◆ **Action item**:
The required lines are those that contain "icon"; pull them out of the data and copy them.

◆ **Data for processing**:
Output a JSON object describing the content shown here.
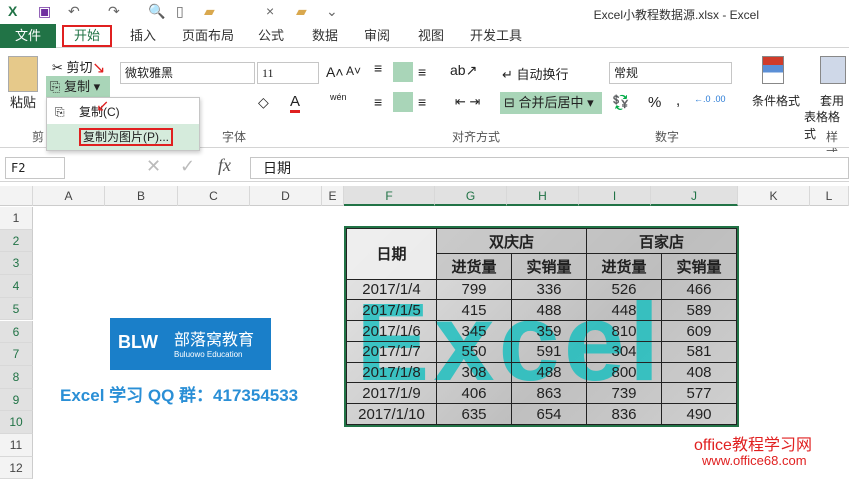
{
  "window": {
    "title": "Excel小教程数据源.xlsx - Excel"
  },
  "tabs": [
    "文件",
    "开始",
    "插入",
    "页面布局",
    "公式",
    "数据",
    "审阅",
    "视图",
    "开发工具"
  ],
  "ribbon": {
    "paste": "粘贴",
    "cut": "剪切",
    "copy": "复制",
    "font_name": "微软雅黑",
    "font_size": "11",
    "wrap": "自动换行",
    "merge": "合并后居中",
    "number_format": "常规",
    "cond_format": "条件格式",
    "table_format_1": "套用",
    "table_format_2": "表格格式",
    "groups": {
      "clipboard": "剪",
      "font": "字体",
      "align": "对齐方式",
      "number": "数字",
      "styles": "样式"
    },
    "percent": "%",
    "comma": ",",
    "phonetic": "wén"
  },
  "copy_menu": {
    "items": [
      "复制(C)",
      "复制为图片(P)..."
    ]
  },
  "formula_bar": {
    "name_box": "F2",
    "value": "日期",
    "fx": "fx"
  },
  "columns": [
    "A",
    "B",
    "C",
    "D",
    "E",
    "F",
    "G",
    "H",
    "I",
    "J",
    "K",
    "L"
  ],
  "rows": [
    "1",
    "2",
    "3",
    "4",
    "5",
    "6",
    "7",
    "8",
    "9",
    "10",
    "11",
    "12"
  ],
  "picture_table": {
    "header": {
      "date": "日期",
      "store1": "双庆店",
      "store2": "百家店",
      "in": "进货量",
      "sold": "实销量"
    },
    "rows": [
      [
        "2017/1/4",
        "799",
        "336",
        "526",
        "466"
      ],
      [
        "2017/1/5",
        "415",
        "488",
        "448",
        "589"
      ],
      [
        "2017/1/6",
        "345",
        "359",
        "810",
        "609"
      ],
      [
        "2017/1/7",
        "550",
        "591",
        "304",
        "581"
      ],
      [
        "2017/1/8",
        "308",
        "488",
        "800",
        "408"
      ],
      [
        "2017/1/9",
        "406",
        "863",
        "739",
        "577"
      ],
      [
        "2017/1/10",
        "635",
        "654",
        "836",
        "490"
      ]
    ],
    "watermark": "Excel"
  },
  "logo": {
    "text": "部落窝教育",
    "sub": "Buluowo Education",
    "mark": "BLW"
  },
  "qq_text": "Excel 学习 QQ 群：417354533",
  "site_watermark": {
    "name": "office教程学习网",
    "url": "www.office68.com"
  }
}
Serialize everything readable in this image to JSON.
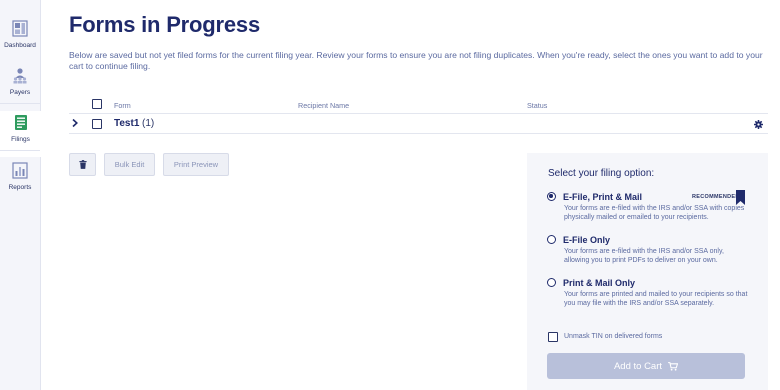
{
  "sidebar": {
    "items": [
      {
        "label": "Dashboard",
        "icon": "dashboard-icon",
        "active": false
      },
      {
        "label": "Payers",
        "icon": "payers-icon",
        "active": false
      },
      {
        "label": "Filings",
        "icon": "filings-icon",
        "active": true
      },
      {
        "label": "Reports",
        "icon": "reports-icon",
        "active": false
      }
    ]
  },
  "page": {
    "title": "Forms in Progress",
    "intro": "Below are saved but not yet filed forms for the current filing year. Review your forms to ensure you are not filing duplicates. When you're ready, select the ones you want to add to your cart to continue filing."
  },
  "table": {
    "columns": [
      "Form",
      "Recipient Name",
      "Status"
    ],
    "rows": [
      {
        "name": "Test1",
        "count": "(1)"
      }
    ]
  },
  "actions": {
    "bulk_edit": "Bulk Edit",
    "print_preview": "Print Preview"
  },
  "filing": {
    "title": "Select your filing option:",
    "options": [
      {
        "title": "E-File, Print & Mail",
        "desc": "Your forms are e-filed with the IRS and/or SSA with copies physically mailed or emailed to your recipients.",
        "badge": "RECOMMENDED",
        "selected": true
      },
      {
        "title": "E-File Only",
        "desc": "Your forms are e-filed with the IRS and/or SSA only, allowing you to print PDFs to deliver on your own.",
        "selected": false
      },
      {
        "title": "Print & Mail Only",
        "desc": "Your forms are printed and mailed to your recipients so that you may file with the IRS and/or SSA separately.",
        "selected": false
      }
    ],
    "unmask": "Unmask TIN on delivered forms",
    "add_to_cart": "Add to Cart"
  },
  "colors": {
    "navy": "#1f2a6b",
    "muted": "#5b6aa0",
    "filings_accent": "#2e9b5e",
    "disabled_button": "#b8c0da"
  }
}
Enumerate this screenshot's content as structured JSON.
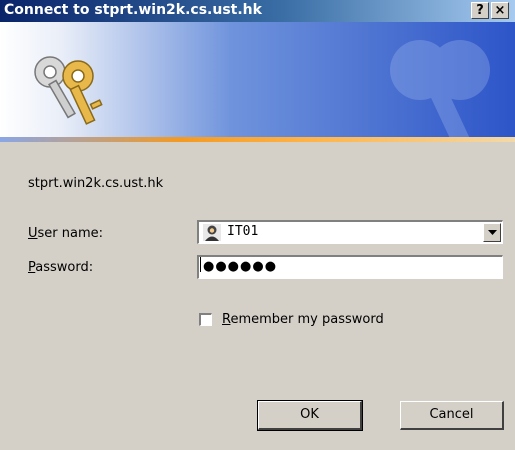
{
  "window": {
    "title": "Connect to stprt.win2k.cs.ust.hk",
    "help_glyph": "?",
    "close_glyph": "×"
  },
  "banner": {
    "icon": "keys-icon",
    "watermark_icon": "keys-watermark-icon",
    "colors": {
      "start": "#ffffff",
      "end": "#2d55c8",
      "stripe": "#f39a23"
    }
  },
  "dialog": {
    "server": "stprt.win2k.cs.ust.hk",
    "username_label_accel": "U",
    "username_label_rest": "ser name:",
    "password_label_accel": "P",
    "password_label_rest": "assword:",
    "username_value": "IT01",
    "username_icon": "user-icon",
    "password_mask": "●●●●●●",
    "remember_accel": "R",
    "remember_rest": "emember my password",
    "remember_checked": false
  },
  "buttons": {
    "ok": "OK",
    "cancel": "Cancel"
  }
}
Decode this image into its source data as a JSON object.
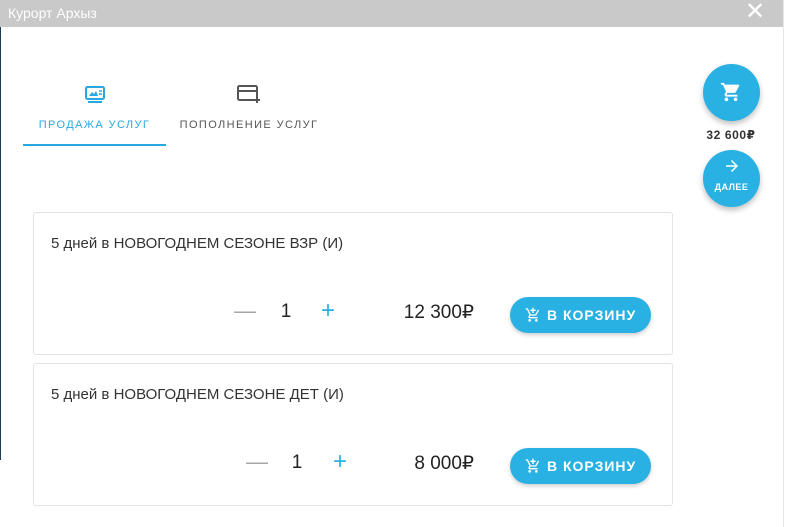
{
  "window": {
    "title": "Курорт Архыз",
    "close_symbol": "✕"
  },
  "tabs": [
    {
      "label": "ПРОДАЖА УСЛУГ",
      "icon": "ticket-icon",
      "active": true
    },
    {
      "label": "ПОПОЛНЕНИЕ УСЛУГ",
      "icon": "card-add-icon",
      "active": false
    }
  ],
  "cart": {
    "icon": "cart-icon",
    "total": "32 600₽"
  },
  "next": {
    "icon": "arrow-right-icon",
    "label": "ДАЛЕЕ"
  },
  "products": [
    {
      "title": "5 дней в НОВОГОДНЕМ СЕЗОНЕ ВЗР (И)",
      "minus": "—",
      "quantity": "1",
      "plus": "+",
      "price": "12 300₽",
      "button_label": "В КОРЗИНУ"
    },
    {
      "title": "5 дней в НОВОГОДНЕМ СЕЗОНЕ ДЕТ (И)",
      "minus": "—",
      "quantity": "1",
      "plus": "+",
      "price": "8 000₽",
      "button_label": "В КОРЗИНУ"
    }
  ],
  "colors": {
    "accent": "#2ab1e3",
    "titlebar": "#c9c9c9",
    "muted": "#a6a6a6"
  }
}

◆ **Solution to the problem**:
        "icon": "dashboard-icon",
        "icon": "payers-icon",
        "icon": "filings-icon",
        "icon": "reports-icon",
    "icon": "keys-icon",
    "watermark_icon": "keys-watermark-icon",
    "username_icon": "user-icon",
      "icon": "ticket-icon",
      "icon": "card-add-icon",
    "icon": "cart-icon",
    "icon": "arrow-right-icon",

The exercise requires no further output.